» **Supplied material**
-*-*-
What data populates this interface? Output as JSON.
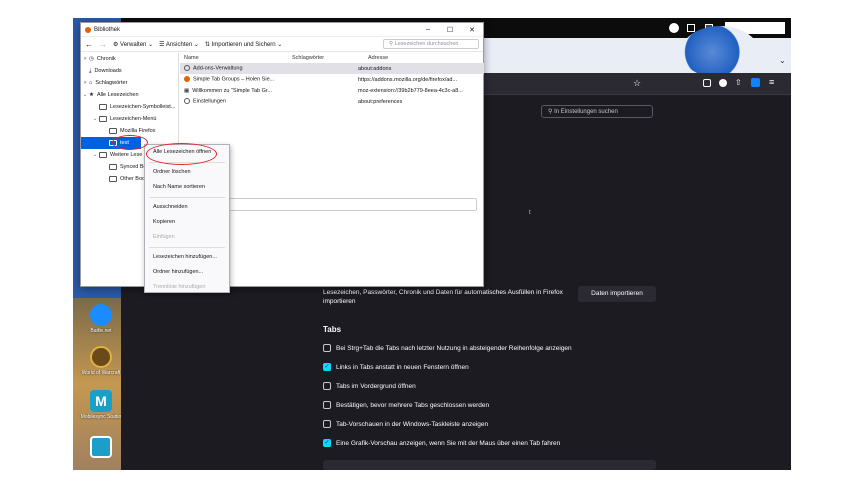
{
  "library": {
    "title": "Bibliothek",
    "window_controls": [
      "–",
      "☐",
      "✕"
    ],
    "toolbar": {
      "back": "←",
      "forward": "→",
      "manage": "Verwalten",
      "views": "Ansichten",
      "import": "Importieren und Sichern",
      "search_placeholder": "Lesezeichen durchsuchen"
    },
    "tree": [
      {
        "label": "Chronik",
        "twisty": ">"
      },
      {
        "label": "Downloads",
        "twisty": ""
      },
      {
        "label": "Schlagwörter",
        "twisty": ">"
      },
      {
        "label": "Alle Lesezeichen",
        "twisty": "⌄"
      },
      {
        "label": "Lesezeichen-Symbolleist...",
        "twisty": ""
      },
      {
        "label": "Lesezeichen-Menü",
        "twisty": "⌄"
      },
      {
        "label": "Mozilla Firefox",
        "twisty": ""
      },
      {
        "label": "test",
        "twisty": ""
      },
      {
        "label": "Weitere Lese",
        "twisty": "⌄"
      },
      {
        "label": "Synced Bo",
        "twisty": ""
      },
      {
        "label": "Other Boo",
        "twisty": ""
      }
    ],
    "columns": [
      "Name",
      "Schlagwörter",
      "Adresse"
    ],
    "rows": [
      {
        "name": "Add-ons-Verwaltung",
        "tags": "",
        "url": "about:addons"
      },
      {
        "name": "Simple Tab Groups – Holen Sie...",
        "tags": "",
        "url": "https://addons.mozilla.org/de/firefox/ad..."
      },
      {
        "name": "Willkommen zu \"Simple Tab Gr...",
        "tags": "",
        "url": "moz-extension://39b2b779-8eea-4c3c-a8..."
      },
      {
        "name": "Einstellungen",
        "tags": "",
        "url": "about:preferences"
      }
    ]
  },
  "context_menu": {
    "items": [
      {
        "label": "Alle Lesezeichen öffnen",
        "disabled": false
      },
      {
        "label": "Ordner löschen",
        "disabled": false
      },
      {
        "label": "Nach Name sortieren",
        "disabled": false
      },
      {
        "label": "Ausschneiden",
        "disabled": false
      },
      {
        "label": "Kopieren",
        "disabled": false
      },
      {
        "label": "Einfügen",
        "disabled": true
      },
      {
        "label": "Lesezeichen hinzufügen...",
        "disabled": false
      },
      {
        "label": "Ordner hinzufügen...",
        "disabled": false
      },
      {
        "label": "Trennlinie hinzufügen",
        "disabled": true
      }
    ]
  },
  "settings": {
    "search_placeholder": "In Einstellungen suchen",
    "import_text": "Lesezeichen, Passwörter, Chronik und Daten für automatisches Ausfüllen in Firefox importieren",
    "import_button": "Daten importieren",
    "tabs_heading": "Tabs",
    "options": [
      {
        "label": "Bei Strg+Tab die Tabs nach letzter Nutzung in absteigender Reihenfolge anzeigen",
        "checked": false
      },
      {
        "label": "Links in Tabs anstatt in neuen Fenstern öffnen",
        "checked": true
      },
      {
        "label": "Tabs im Vordergrund öffnen",
        "checked": false
      },
      {
        "label": "Bestätigen, bevor mehrere Tabs geschlossen werden",
        "checked": false
      },
      {
        "label": "Tab-Vorschauen in der Windows-Taskleiste anzeigen",
        "checked": false
      },
      {
        "label": "Eine Grafik-Vorschau anzeigen, wenn Sie mit der Maus über einen Tab fahren",
        "checked": true
      }
    ]
  },
  "desktop": {
    "icons": [
      {
        "label": "Battle.net",
        "color": "#1a8cff"
      },
      {
        "label": "World of Warcraft",
        "color": "#6a4a18"
      },
      {
        "label": "Mobilesync Studio",
        "color": "#1aa0c8"
      },
      {
        "label": "",
        "color": "#1aa0c8"
      }
    ]
  },
  "accent": "#0061e0",
  "annotation_color": "#e8202a"
}
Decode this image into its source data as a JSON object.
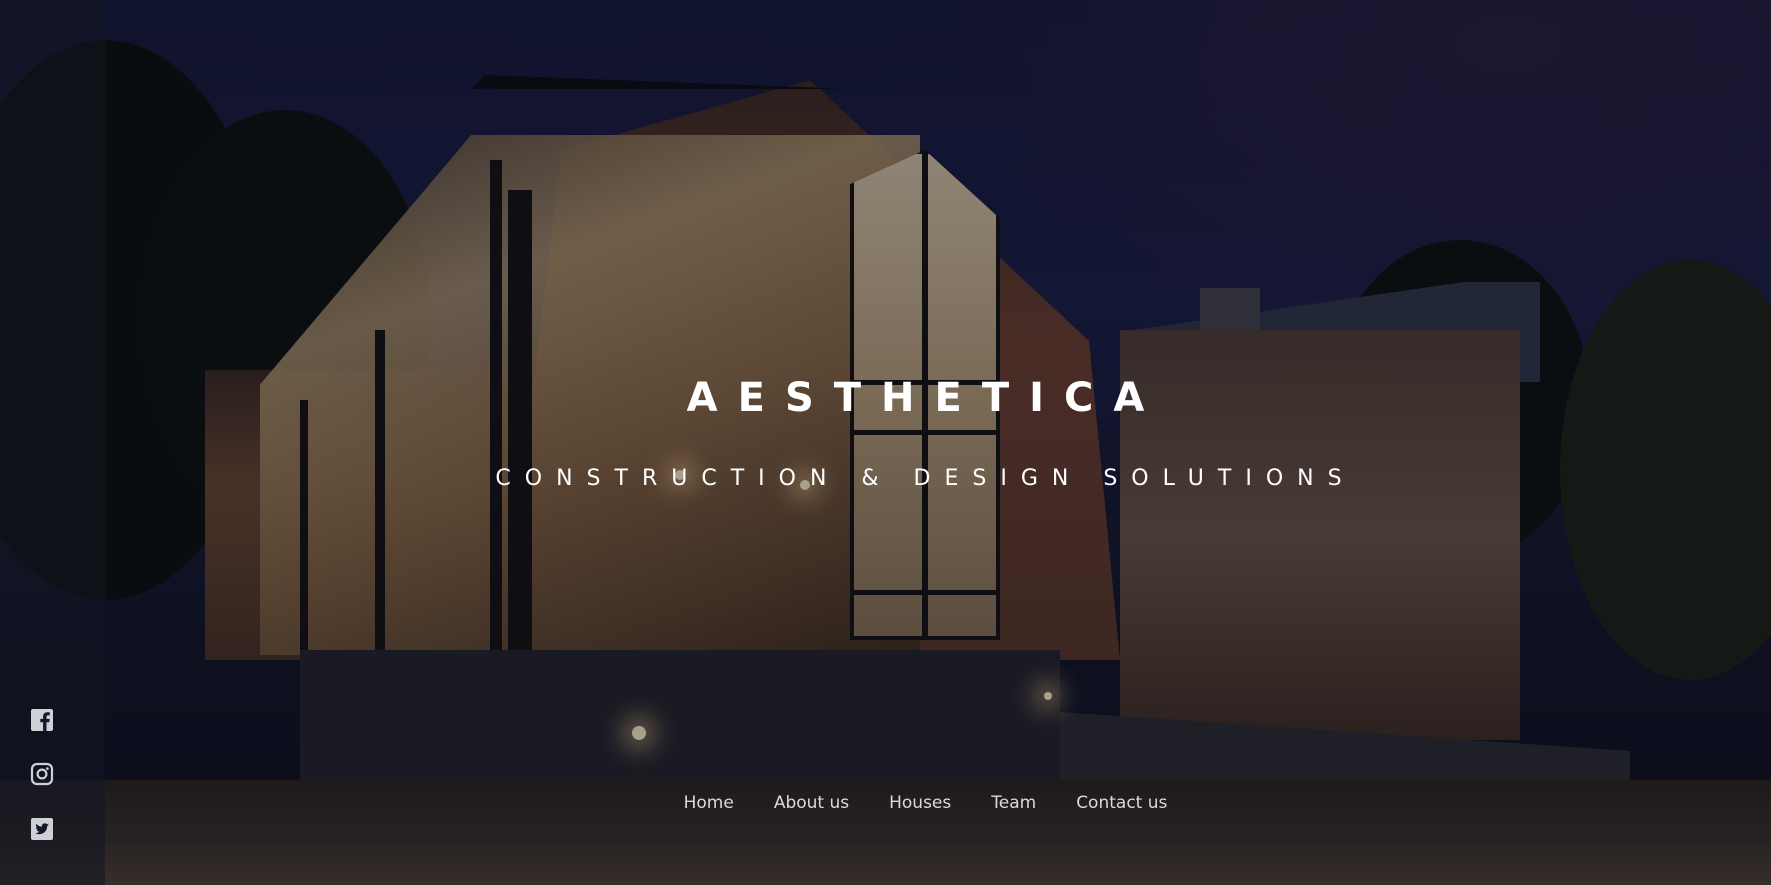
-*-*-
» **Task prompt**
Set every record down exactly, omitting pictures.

» **Solution**
What data populates this interface? Output as JSON.
{
  "library": {
    "title": "Bibliothek",
    "window_controls": [
      "–",
      "☐",
      "✕"
    ],
    "toolbar": {
      "back": "←",
      "forward": "→",
      "manage": "Verwalten",
      "views": "Ansichten",
      "import": "Importieren und Sichern",
      "search_placeholder": "Lesezeichen durchsuchen"
    },
    "tree": [
      {
        "label": "Chronik",
        "twisty": ">"
      },
      {
        "label": "Downloads",
        "twisty": ""
      },
      {
        "label": "Schlagwörter",
        "twisty": ">"
      },
      {
        "label": "Alle Lesezeichen",
        "twisty": "⌄"
      },
      {
        "label": "Lesezeichen-Symbolleist...",
        "twisty": ""
      },
      {
        "label": "Lesezeichen-Menü",
        "twisty": "⌄"
      },
      {
        "label": "Mozilla Firefox",
        "twisty": ""
      },
      {
        "label": "test",
        "twisty": ""
      },
      {
        "label": "Weitere Lese",
        "twisty": "⌄"
      },
      {
        "label": "Synced Bo",
        "twisty": ""
      },
      {
        "label": "Other Boo",
        "twisty": ""
      }
    ],
    "columns": [
      "Name",
      "Schlagwörter",
      "Adresse"
    ],
    "rows": [
      {
        "name": "Add-ons-Verwaltung",
        "tags": "",
        "url": "about:addons"
      },
      {
        "name": "Simple Tab Groups – Holen Sie...",
        "tags": "",
        "url": "https://addons.mozilla.org/de/firefox/ad..."
      },
      {
        "name": "Willkommen zu \"Simple Tab Gr...",
        "tags": "",
        "url": "moz-extension://39b2b779-8eea-4c3c-a8..."
      },
      {
        "name": "Einstellungen",
        "tags": "",
        "url": "about:preferences"
      }
    ]
  },
  "context_menu": {
    "items": [
      {
        "label": "Alle Lesezeichen öffnen",
        "disabled": false
      },
      {
        "label": "Ordner löschen",
        "disabled": false
      },
      {
        "label": "Nach Name sortieren",
        "disabled": false
      },
      {
        "label": "Ausschneiden",
        "disabled": false
      },
      {
        "label": "Kopieren",
        "disabled": false
      },
      {
        "label": "Einfügen",
        "disabled": true
      },
      {
        "label": "Lesezeichen hinzufügen...",
        "disabled": false
      },
      {
        "label": "Ordner hinzufügen...",
        "disabled": false
      },
      {
        "label": "Trennlinie hinzufügen",
        "disabled": true
      }
    ]
  },
  "settings": {
    "search_placeholder": "In Einstellungen suchen",
    "import_text": "Lesezeichen, Passwörter, Chronik und Daten für automatisches Ausfüllen in Firefox importieren",
    "import_button": "Daten importieren",
    "tabs_heading": "Tabs",
    "options": [
      {
        "label": "Bei Strg+Tab die Tabs nach letzter Nutzung in absteigender Reihenfolge anzeigen",
        "checked": false
      },
      {
        "label": "Links in Tabs anstatt in neuen Fenstern öffnen",
        "checked": true
      },
      {
        "label": "Tabs im Vordergrund öffnen",
        "checked": false
      },
      {
        "label": "Bestätigen, bevor mehrere Tabs geschlossen werden",
        "checked": false
      },
      {
        "label": "Tab-Vorschauen in der Windows-Taskleiste anzeigen",
        "checked": false
      },
      {
        "label": "Eine Grafik-Vorschau anzeigen, wenn Sie mit der Maus über einen Tab fahren",
        "checked": true
      }
    ]
  },
  "desktop": {
    "icons": [
      {
        "label": "Battle.net",
        "color": "#1a8cff"
      },
      {
        "label": "World of Warcraft",
        "color": "#6a4a18"
      },
      {
        "label": "Mobilesync Studio",
        "color": "#1aa0c8"
      },
      {
        "label": "",
        "color": "#1aa0c8"
      }
    ]
  },
  "accent": "#0061e0",
  "annotation_color": "#e8202a"
}
Decode this image into its source data as a JSON object.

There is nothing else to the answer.